**HOW TO COMPLETE THIS TASK:** Your copy must hold all of the data below, unchanged and without images.

**WORKING DATA:**
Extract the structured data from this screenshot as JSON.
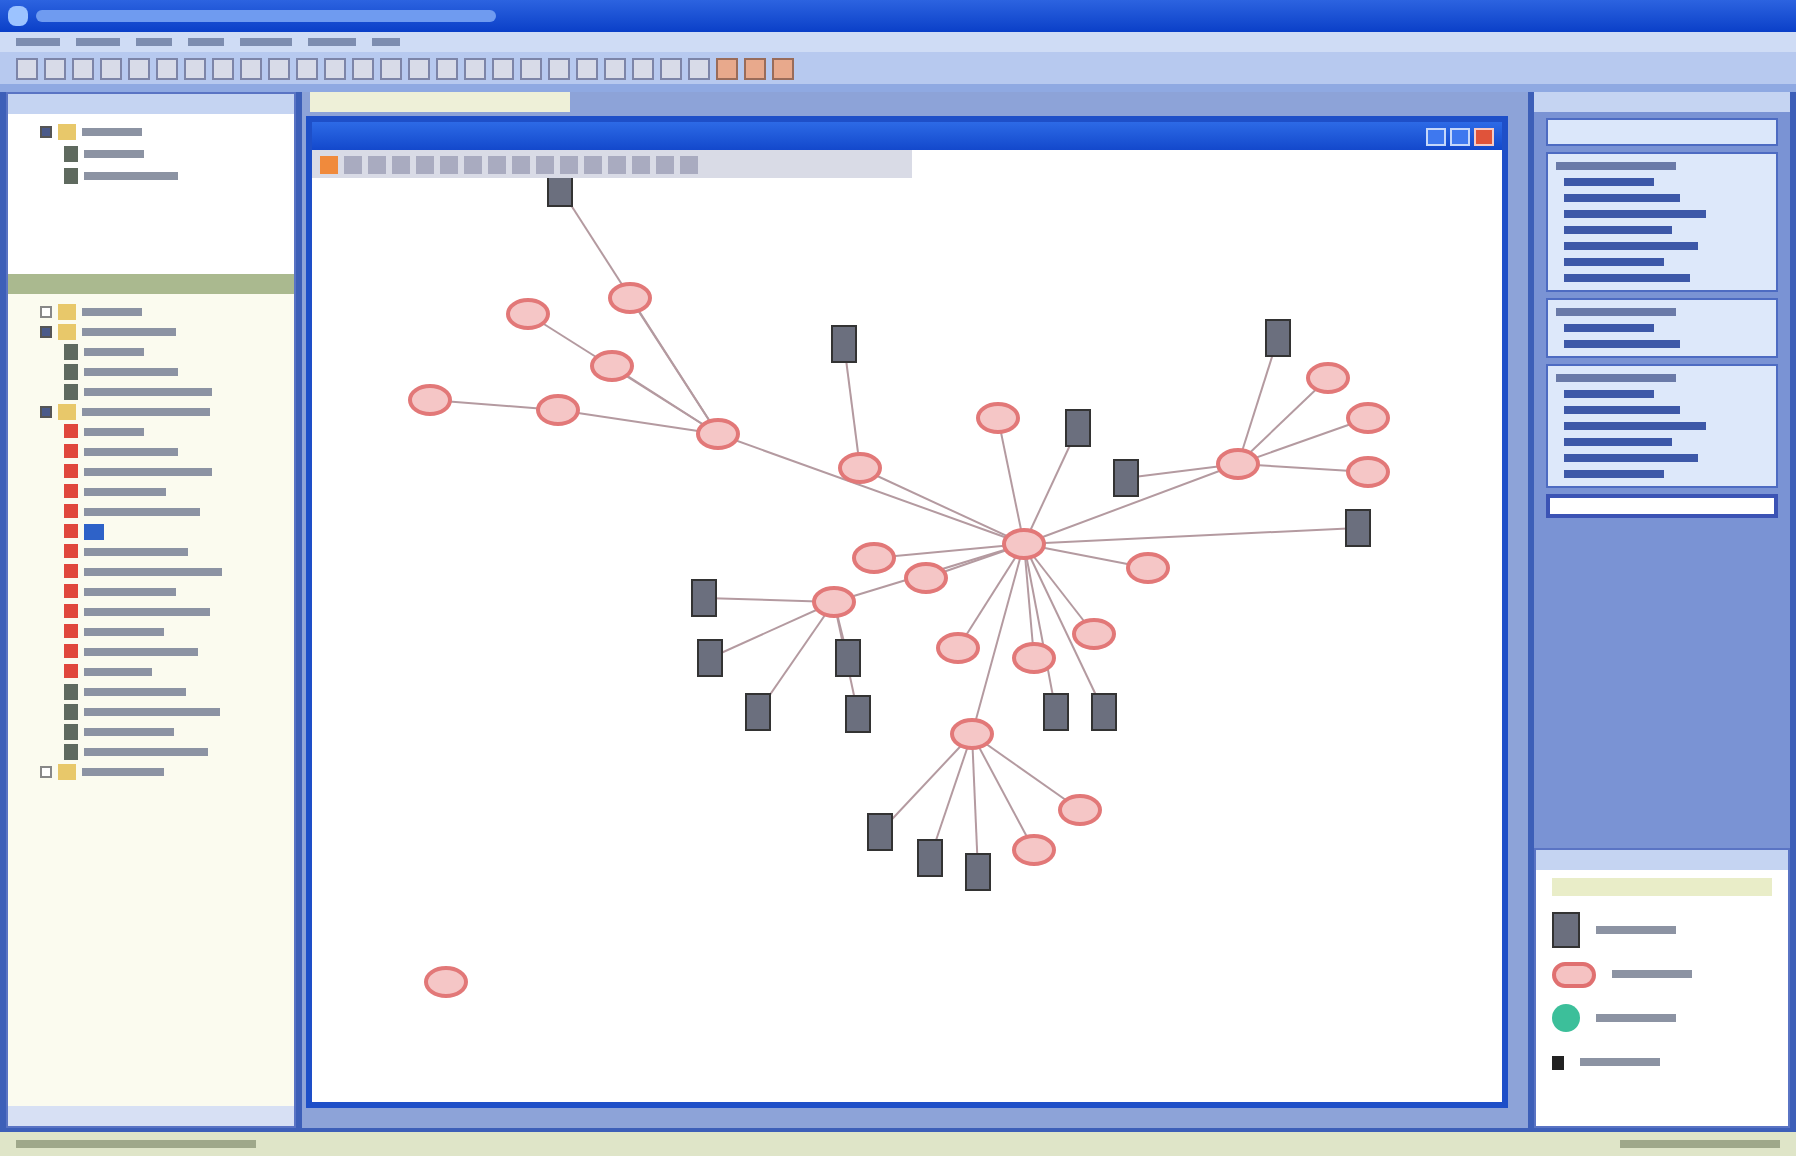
{
  "tree_top": [
    {
      "kind": "folder",
      "expanded": true,
      "children": [
        {
          "kind": "document"
        },
        {
          "kind": "document"
        }
      ]
    }
  ],
  "tree_main": [
    {
      "kind": "folder",
      "expanded": false
    },
    {
      "kind": "folder",
      "expanded": true,
      "children": [
        {
          "kind": "document"
        },
        {
          "kind": "document"
        },
        {
          "kind": "document"
        }
      ]
    },
    {
      "kind": "folder",
      "expanded": true,
      "children": [
        {
          "kind": "entity",
          "selected": false
        },
        {
          "kind": "entity",
          "selected": false
        },
        {
          "kind": "entity",
          "selected": false
        },
        {
          "kind": "entity",
          "selected": false
        },
        {
          "kind": "entity",
          "selected": false
        },
        {
          "kind": "entity",
          "selected": true
        },
        {
          "kind": "entity",
          "selected": false
        },
        {
          "kind": "entity",
          "selected": false
        },
        {
          "kind": "entity",
          "selected": false
        },
        {
          "kind": "entity",
          "selected": false
        },
        {
          "kind": "entity",
          "selected": false
        },
        {
          "kind": "entity",
          "selected": false
        },
        {
          "kind": "entity",
          "selected": false
        },
        {
          "kind": "document",
          "selected": false
        },
        {
          "kind": "document",
          "selected": false
        },
        {
          "kind": "document",
          "selected": false
        },
        {
          "kind": "document",
          "selected": false
        }
      ]
    },
    {
      "kind": "folder",
      "expanded": false
    }
  ],
  "graph": {
    "nodes": [
      {
        "kind": "document"
      },
      {
        "kind": "document"
      },
      {
        "kind": "document"
      },
      {
        "kind": "document"
      },
      {
        "kind": "document"
      },
      {
        "kind": "document"
      },
      {
        "kind": "document"
      },
      {
        "kind": "document"
      },
      {
        "kind": "document"
      },
      {
        "kind": "document"
      },
      {
        "kind": "document"
      },
      {
        "kind": "document"
      },
      {
        "kind": "document"
      },
      {
        "kind": "document"
      },
      {
        "kind": "document"
      },
      {
        "kind": "document"
      },
      {
        "kind": "entity"
      },
      {
        "kind": "entity"
      },
      {
        "kind": "entity"
      },
      {
        "kind": "entity"
      },
      {
        "kind": "entity"
      },
      {
        "kind": "entity"
      },
      {
        "kind": "entity"
      },
      {
        "kind": "entity"
      },
      {
        "kind": "entity"
      },
      {
        "kind": "entity"
      },
      {
        "kind": "entity"
      },
      {
        "kind": "entity"
      },
      {
        "kind": "entity"
      },
      {
        "kind": "entity"
      },
      {
        "kind": "entity"
      },
      {
        "kind": "entity"
      },
      {
        "kind": "entity"
      },
      {
        "kind": "entity"
      },
      {
        "kind": "entity"
      },
      {
        "kind": "entity"
      },
      {
        "kind": "entity"
      },
      {
        "kind": "entity"
      },
      {
        "kind": "entity"
      },
      {
        "kind": "entity"
      }
    ]
  },
  "task_sections": [
    {
      "items": [
        {
          "kind": "link"
        },
        {
          "kind": "link"
        },
        {
          "kind": "link"
        },
        {
          "kind": "link"
        },
        {
          "kind": "link"
        },
        {
          "kind": "link"
        },
        {
          "kind": "link"
        }
      ]
    },
    {
      "items": [
        {
          "kind": "link"
        },
        {
          "kind": "link"
        }
      ]
    },
    {
      "items": [
        {
          "kind": "link"
        },
        {
          "kind": "link"
        },
        {
          "kind": "link"
        },
        {
          "kind": "link"
        },
        {
          "kind": "link"
        },
        {
          "kind": "link"
        }
      ]
    }
  ],
  "legend": [
    {
      "kind": "document"
    },
    {
      "kind": "entity"
    },
    {
      "kind": "group"
    },
    {
      "kind": "small"
    }
  ]
}
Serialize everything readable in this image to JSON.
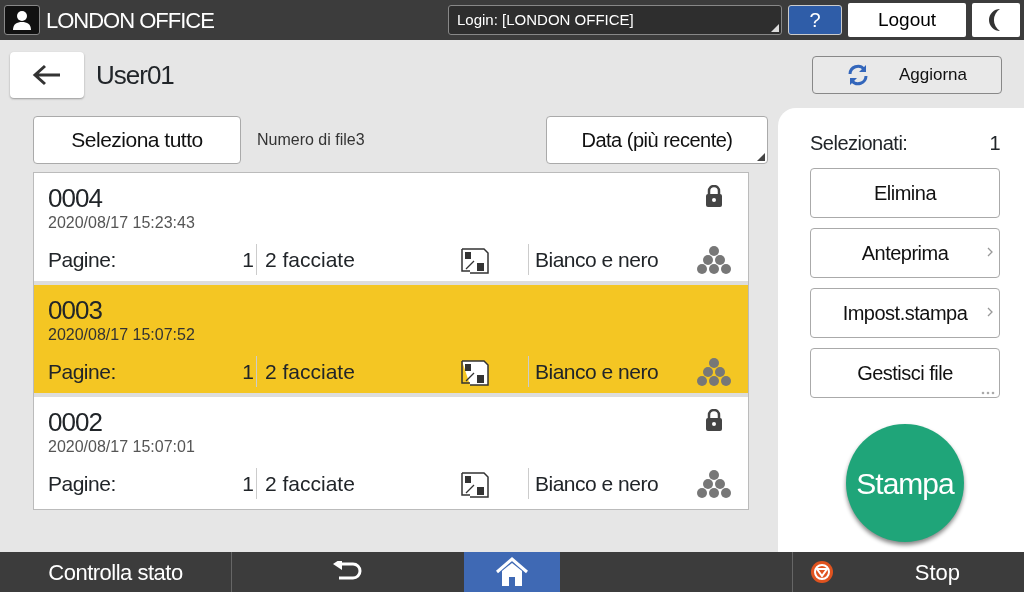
{
  "header": {
    "title": "LONDON OFFICE",
    "login": "Login: [LONDON OFFICE]",
    "help": "?",
    "logout": "Logout"
  },
  "toolbar": {
    "user": "User01",
    "refresh": "Aggiorna"
  },
  "list_controls": {
    "select_all": "Seleziona tutto",
    "file_count": "Numero di file3",
    "sort": "Data (più recente)"
  },
  "files": [
    {
      "name": "0004",
      "datetime": "2020/08/17 15:23:43",
      "pages_label": "Pagine:",
      "pages": "1",
      "duplex": "2 facciate",
      "color_mode": "Bianco e nero",
      "locked": true,
      "selected": false
    },
    {
      "name": "0003",
      "datetime": "2020/08/17 15:07:52",
      "pages_label": "Pagine:",
      "pages": "1",
      "duplex": "2 facciate",
      "color_mode": "Bianco e nero",
      "locked": false,
      "selected": true
    },
    {
      "name": "0002",
      "datetime": "2020/08/17 15:07:01",
      "pages_label": "Pagine:",
      "pages": "1",
      "duplex": "2 facciate",
      "color_mode": "Bianco e nero",
      "locked": true,
      "selected": false
    }
  ],
  "side_panel": {
    "selected_label": "Selezionati:",
    "selected_count": "1",
    "buttons": [
      {
        "label": "Elimina",
        "kind": "plain"
      },
      {
        "label": "Anteprima",
        "kind": "submenu"
      },
      {
        "label": "Impost.stampa",
        "kind": "submenu"
      },
      {
        "label": "Gestisci file",
        "kind": "more"
      }
    ],
    "print": "Stampa"
  },
  "status_bar": {
    "check_status": "Controlla stato",
    "stop": "Stop"
  }
}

**REPLY TO THE TASK:**
Extract the structured data from this screenshot as JSON.
{
  "tree_top": [
    {
      "kind": "folder",
      "expanded": true,
      "children": [
        {
          "kind": "document"
        },
        {
          "kind": "document"
        }
      ]
    }
  ],
  "tree_main": [
    {
      "kind": "folder",
      "expanded": false
    },
    {
      "kind": "folder",
      "expanded": true,
      "children": [
        {
          "kind": "document"
        },
        {
          "kind": "document"
        },
        {
          "kind": "document"
        }
      ]
    },
    {
      "kind": "folder",
      "expanded": true,
      "children": [
        {
          "kind": "entity",
          "selected": false
        },
        {
          "kind": "entity",
          "selected": false
        },
        {
          "kind": "entity",
          "selected": false
        },
        {
          "kind": "entity",
          "selected": false
        },
        {
          "kind": "entity",
          "selected": false
        },
        {
          "kind": "entity",
          "selected": true
        },
        {
          "kind": "entity",
          "selected": false
        },
        {
          "kind": "entity",
          "selected": false
        },
        {
          "kind": "entity",
          "selected": false
        },
        {
          "kind": "entity",
          "selected": false
        },
        {
          "kind": "entity",
          "selected": false
        },
        {
          "kind": "entity",
          "selected": false
        },
        {
          "kind": "entity",
          "selected": false
        },
        {
          "kind": "document",
          "selected": false
        },
        {
          "kind": "document",
          "selected": false
        },
        {
          "kind": "document",
          "selected": false
        },
        {
          "kind": "document",
          "selected": false
        }
      ]
    },
    {
      "kind": "folder",
      "expanded": false
    }
  ],
  "graph": {
    "nodes": [
      {
        "kind": "document"
      },
      {
        "kind": "document"
      },
      {
        "kind": "document"
      },
      {
        "kind": "document"
      },
      {
        "kind": "document"
      },
      {
        "kind": "document"
      },
      {
        "kind": "document"
      },
      {
        "kind": "document"
      },
      {
        "kind": "document"
      },
      {
        "kind": "document"
      },
      {
        "kind": "document"
      },
      {
        "kind": "document"
      },
      {
        "kind": "document"
      },
      {
        "kind": "document"
      },
      {
        "kind": "document"
      },
      {
        "kind": "document"
      },
      {
        "kind": "entity"
      },
      {
        "kind": "entity"
      },
      {
        "kind": "entity"
      },
      {
        "kind": "entity"
      },
      {
        "kind": "entity"
      },
      {
        "kind": "entity"
      },
      {
        "kind": "entity"
      },
      {
        "kind": "entity"
      },
      {
        "kind": "entity"
      },
      {
        "kind": "entity"
      },
      {
        "kind": "entity"
      },
      {
        "kind": "entity"
      },
      {
        "kind": "entity"
      },
      {
        "kind": "entity"
      },
      {
        "kind": "entity"
      },
      {
        "kind": "entity"
      },
      {
        "kind": "entity"
      },
      {
        "kind": "entity"
      },
      {
        "kind": "entity"
      },
      {
        "kind": "entity"
      },
      {
        "kind": "entity"
      },
      {
        "kind": "entity"
      },
      {
        "kind": "entity"
      },
      {
        "kind": "entity"
      }
    ]
  },
  "task_sections": [
    {
      "items": [
        {
          "kind": "link"
        },
        {
          "kind": "link"
        },
        {
          "kind": "link"
        },
        {
          "kind": "link"
        },
        {
          "kind": "link"
        },
        {
          "kind": "link"
        },
        {
          "kind": "link"
        }
      ]
    },
    {
      "items": [
        {
          "kind": "link"
        },
        {
          "kind": "link"
        }
      ]
    },
    {
      "items": [
        {
          "kind": "link"
        },
        {
          "kind": "link"
        },
        {
          "kind": "link"
        },
        {
          "kind": "link"
        },
        {
          "kind": "link"
        },
        {
          "kind": "link"
        }
      ]
    }
  ],
  "legend": [
    {
      "kind": "document"
    },
    {
      "kind": "entity"
    },
    {
      "kind": "group"
    },
    {
      "kind": "small"
    }
  ]
}
Serialize everything readable in this image to JSON.
{
  "header": {
    "title": "LONDON OFFICE",
    "login": "Login: [LONDON OFFICE]",
    "help": "?",
    "logout": "Logout"
  },
  "toolbar": {
    "user": "User01",
    "refresh": "Aggiorna"
  },
  "list_controls": {
    "select_all": "Seleziona tutto",
    "file_count": "Numero di file3",
    "sort": "Data (più recente)"
  },
  "files": [
    {
      "name": "0004",
      "datetime": "2020/08/17 15:23:43",
      "pages_label": "Pagine:",
      "pages": "1",
      "duplex": "2 facciate",
      "color_mode": "Bianco e nero",
      "locked": true,
      "selected": false
    },
    {
      "name": "0003",
      "datetime": "2020/08/17 15:07:52",
      "pages_label": "Pagine:",
      "pages": "1",
      "duplex": "2 facciate",
      "color_mode": "Bianco e nero",
      "locked": false,
      "selected": true
    },
    {
      "name": "0002",
      "datetime": "2020/08/17 15:07:01",
      "pages_label": "Pagine:",
      "pages": "1",
      "duplex": "2 facciate",
      "color_mode": "Bianco e nero",
      "locked": true,
      "selected": false
    }
  ],
  "side_panel": {
    "selected_label": "Selezionati:",
    "selected_count": "1",
    "buttons": [
      {
        "label": "Elimina",
        "kind": "plain"
      },
      {
        "label": "Anteprima",
        "kind": "submenu"
      },
      {
        "label": "Impost.stampa",
        "kind": "submenu"
      },
      {
        "label": "Gestisci file",
        "kind": "more"
      }
    ],
    "print": "Stampa"
  },
  "status_bar": {
    "check_status": "Controlla stato",
    "stop": "Stop"
  }
}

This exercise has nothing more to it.